- Avoiding Crowds: The convenience of curbside pickup for last-minute gifts means customers can sip coffee in their car while they pick up the last of their holiday gifts instead of fighting crowds and waiting in long checkout lines.
While the benefits of curbside pickup for the consumer may be obvious, there are also a lot of benefits for retailers to implement curbside pickup.
Faster Store Inventory Turns
Curbside pickup blends the convenience of online shopping while also moving local store inventory off the floor. When foot traffic is low, it provides another way to encourage local shopping, keep store employees busy, and contribute to the store’s revenue goals.
Reduce Burdens on Warehouse Fulfillment
Ecommerce sales continue to see double-digit growth rates year after year, putting heavy burdens on fulfillment centers. Retailers must have a robust distribution network to meet this high demand. Leveraging stores as additional fulfillment locations for online orders allows retailers to expand their footprint and balance out volume across their network.
Save on Transportation Costs & Mitigate Shipping Uncertainties
Curbside pickup allows the customer to facilitate the delivery process for an online order themselves. This saves money for both the customer and the retailer as they don’t have to pay any shipping or packing costs. Plus, unlike standard ecommerce orders, curbside pickup orders aren’t impacted by any shipping uncertainties throughout the supply chain (driver shortages, inventory backlogs, port delays, carrier upcharges, etc.).

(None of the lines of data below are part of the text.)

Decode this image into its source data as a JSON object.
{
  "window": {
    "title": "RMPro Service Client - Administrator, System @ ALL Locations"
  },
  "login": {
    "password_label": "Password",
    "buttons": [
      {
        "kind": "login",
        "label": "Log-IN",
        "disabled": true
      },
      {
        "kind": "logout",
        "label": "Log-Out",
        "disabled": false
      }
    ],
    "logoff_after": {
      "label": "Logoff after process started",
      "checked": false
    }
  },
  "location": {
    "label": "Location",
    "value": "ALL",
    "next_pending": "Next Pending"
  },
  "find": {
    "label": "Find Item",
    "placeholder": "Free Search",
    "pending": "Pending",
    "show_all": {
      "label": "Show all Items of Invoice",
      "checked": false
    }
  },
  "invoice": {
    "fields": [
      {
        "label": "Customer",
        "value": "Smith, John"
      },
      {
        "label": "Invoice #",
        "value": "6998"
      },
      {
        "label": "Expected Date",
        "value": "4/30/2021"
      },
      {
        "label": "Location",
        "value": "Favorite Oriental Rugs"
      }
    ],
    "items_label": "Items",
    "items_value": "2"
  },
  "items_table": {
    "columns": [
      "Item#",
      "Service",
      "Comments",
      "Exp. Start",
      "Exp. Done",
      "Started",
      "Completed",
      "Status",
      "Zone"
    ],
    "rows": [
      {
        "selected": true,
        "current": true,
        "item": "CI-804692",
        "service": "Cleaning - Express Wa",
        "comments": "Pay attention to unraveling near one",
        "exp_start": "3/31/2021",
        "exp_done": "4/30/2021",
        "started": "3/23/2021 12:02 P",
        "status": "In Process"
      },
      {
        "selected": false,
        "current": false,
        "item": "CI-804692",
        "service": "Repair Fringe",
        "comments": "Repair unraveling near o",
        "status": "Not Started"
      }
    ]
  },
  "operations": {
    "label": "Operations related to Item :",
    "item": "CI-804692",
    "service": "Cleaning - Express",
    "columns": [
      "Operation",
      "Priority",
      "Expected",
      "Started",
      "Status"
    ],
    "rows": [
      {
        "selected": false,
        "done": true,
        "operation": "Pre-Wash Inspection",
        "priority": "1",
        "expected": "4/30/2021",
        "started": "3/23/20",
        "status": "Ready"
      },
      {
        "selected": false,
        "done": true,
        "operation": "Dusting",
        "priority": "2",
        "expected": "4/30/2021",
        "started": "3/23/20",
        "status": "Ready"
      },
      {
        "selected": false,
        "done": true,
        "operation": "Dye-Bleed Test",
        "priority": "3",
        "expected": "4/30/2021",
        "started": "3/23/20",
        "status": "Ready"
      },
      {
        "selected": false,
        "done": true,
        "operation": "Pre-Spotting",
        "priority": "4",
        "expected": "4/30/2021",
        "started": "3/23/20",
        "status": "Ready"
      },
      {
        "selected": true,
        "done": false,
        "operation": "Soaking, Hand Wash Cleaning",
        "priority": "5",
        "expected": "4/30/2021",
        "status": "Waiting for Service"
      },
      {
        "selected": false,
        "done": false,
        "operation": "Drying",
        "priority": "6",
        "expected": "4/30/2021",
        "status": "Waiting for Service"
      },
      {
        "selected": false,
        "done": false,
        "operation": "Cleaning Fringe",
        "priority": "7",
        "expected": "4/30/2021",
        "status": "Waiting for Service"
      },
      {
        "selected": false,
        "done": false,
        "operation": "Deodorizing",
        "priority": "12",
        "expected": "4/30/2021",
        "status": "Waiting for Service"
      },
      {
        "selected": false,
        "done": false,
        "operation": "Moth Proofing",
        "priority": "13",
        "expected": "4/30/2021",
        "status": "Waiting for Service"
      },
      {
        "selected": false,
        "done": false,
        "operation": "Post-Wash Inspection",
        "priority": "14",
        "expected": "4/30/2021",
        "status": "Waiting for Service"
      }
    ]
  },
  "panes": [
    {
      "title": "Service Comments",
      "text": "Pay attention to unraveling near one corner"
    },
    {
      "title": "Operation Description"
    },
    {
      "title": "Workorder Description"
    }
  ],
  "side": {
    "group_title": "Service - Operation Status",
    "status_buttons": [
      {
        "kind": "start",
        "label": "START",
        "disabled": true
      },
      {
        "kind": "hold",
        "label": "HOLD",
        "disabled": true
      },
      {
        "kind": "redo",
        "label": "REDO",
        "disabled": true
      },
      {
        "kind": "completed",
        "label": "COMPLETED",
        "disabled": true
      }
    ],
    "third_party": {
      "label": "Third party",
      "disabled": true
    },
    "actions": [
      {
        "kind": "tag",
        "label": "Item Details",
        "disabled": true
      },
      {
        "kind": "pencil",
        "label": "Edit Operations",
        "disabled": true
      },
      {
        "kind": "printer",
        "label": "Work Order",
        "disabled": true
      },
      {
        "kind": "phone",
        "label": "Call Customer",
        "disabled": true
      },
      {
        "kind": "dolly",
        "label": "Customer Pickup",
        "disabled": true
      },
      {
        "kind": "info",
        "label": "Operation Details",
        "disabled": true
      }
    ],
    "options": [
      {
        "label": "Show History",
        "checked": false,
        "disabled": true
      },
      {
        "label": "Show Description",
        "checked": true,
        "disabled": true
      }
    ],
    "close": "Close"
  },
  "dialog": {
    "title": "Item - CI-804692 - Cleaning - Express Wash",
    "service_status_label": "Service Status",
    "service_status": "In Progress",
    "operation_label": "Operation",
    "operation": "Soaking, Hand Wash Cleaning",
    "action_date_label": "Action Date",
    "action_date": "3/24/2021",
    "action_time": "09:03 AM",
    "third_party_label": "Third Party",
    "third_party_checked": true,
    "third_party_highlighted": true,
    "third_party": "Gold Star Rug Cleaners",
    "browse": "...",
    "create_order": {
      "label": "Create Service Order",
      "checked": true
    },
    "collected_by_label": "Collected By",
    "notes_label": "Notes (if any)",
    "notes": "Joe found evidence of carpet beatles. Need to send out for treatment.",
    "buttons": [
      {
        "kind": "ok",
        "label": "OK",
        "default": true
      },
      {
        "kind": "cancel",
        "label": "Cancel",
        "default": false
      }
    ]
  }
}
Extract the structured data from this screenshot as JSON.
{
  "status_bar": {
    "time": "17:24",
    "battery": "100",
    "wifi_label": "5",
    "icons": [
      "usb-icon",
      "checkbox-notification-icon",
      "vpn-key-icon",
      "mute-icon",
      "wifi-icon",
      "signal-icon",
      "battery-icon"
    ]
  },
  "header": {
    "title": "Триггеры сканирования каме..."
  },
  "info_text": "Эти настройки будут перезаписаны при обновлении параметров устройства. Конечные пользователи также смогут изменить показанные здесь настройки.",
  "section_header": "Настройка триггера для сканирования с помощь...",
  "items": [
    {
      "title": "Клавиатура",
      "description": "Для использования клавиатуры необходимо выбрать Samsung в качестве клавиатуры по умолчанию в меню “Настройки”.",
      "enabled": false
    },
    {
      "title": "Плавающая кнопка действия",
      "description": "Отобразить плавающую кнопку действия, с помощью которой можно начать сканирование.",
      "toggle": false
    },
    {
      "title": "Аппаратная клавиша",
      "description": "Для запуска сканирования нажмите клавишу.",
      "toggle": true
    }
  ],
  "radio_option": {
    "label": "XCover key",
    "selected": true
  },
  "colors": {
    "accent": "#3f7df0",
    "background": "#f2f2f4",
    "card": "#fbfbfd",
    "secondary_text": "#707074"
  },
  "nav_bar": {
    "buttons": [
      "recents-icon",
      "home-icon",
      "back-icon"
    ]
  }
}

Reduce Carbon Emissions
Put simply, fewer orders a brand needs to ship = fewer emission-heavy delivery trucks on the road. Curbside pickup is a great way to help reduce a brand’s carbon footprint and reach its sustainability goals.
Utilize “Dark Stores”
Shopping malls may never be what they once were thanks to Covid. However, retailers have become very creative in the ways they utilize their mall storefronts to make sure they’re still getting a high return on their real estate investments. Some retailers turned their retail spaces in malls into “dark stores” or micro-distribution centers for fulfillment only. This can include shipping online orders, BOPIS, and curbside pickup.
What do retailers need to implement curbside pickup?
So what exactly do retailers need to successfully implement curbside pickup? Here’s a quick rundown:
- Real-time store inventory numbers on your online storefront (I.e. Shopify, Salesforce Commerce Cloud, BigCommerce, Adobe Commerce, Oracle Commerce, etc.)
- Dedicated staff to pick the order
- Order Management workflows to notify your staff when an order is ready to be picked up
- Visibility into store inventory allocation & ability to assign inventory accordingly
- Ability to assign capacity per store and turn on/off certain stores for fulfillment
- Dedicated locations in store for storing curbside orders (many retailers hold orders up to 5-7 days after purchase)
- Notification system to alert customers when their order is ready and has been picked up (either through an app, SMS message, email notifications)
- Hardware for associates to use curbside that connects to their order management system (handheld device from POS, iPad, etc.)
- Dedicated pick up location (curbside, parking spaces, etc.)
- Promotional campaigns to encourage customers to use curbside pickup
Ultimately, automation provided by an order management system (OMS) is the linchpin to ensure a smooth curbside pickup experience. An OMS can integrate with your online storefront, showcasing store inventory to potential customers, provide visibility into real-time inventory numbers to allocate inventory where needed, send push notifications when an item is fulfilled and ready for pickup, and alert store associates when the customer has arrived.
For retailers looking to turn every customer into their best customer, curbside pickup is an excellent option. While first implemented as a “Hail Mary” to keep their doors open during the pandemic, there is enough data and proven best practices for retailers to develop a profitable curbside fulfillment strategy. By leveraging an OMS, retailers can implement a curbside strategy that can be a positive experience for both their company and their customers.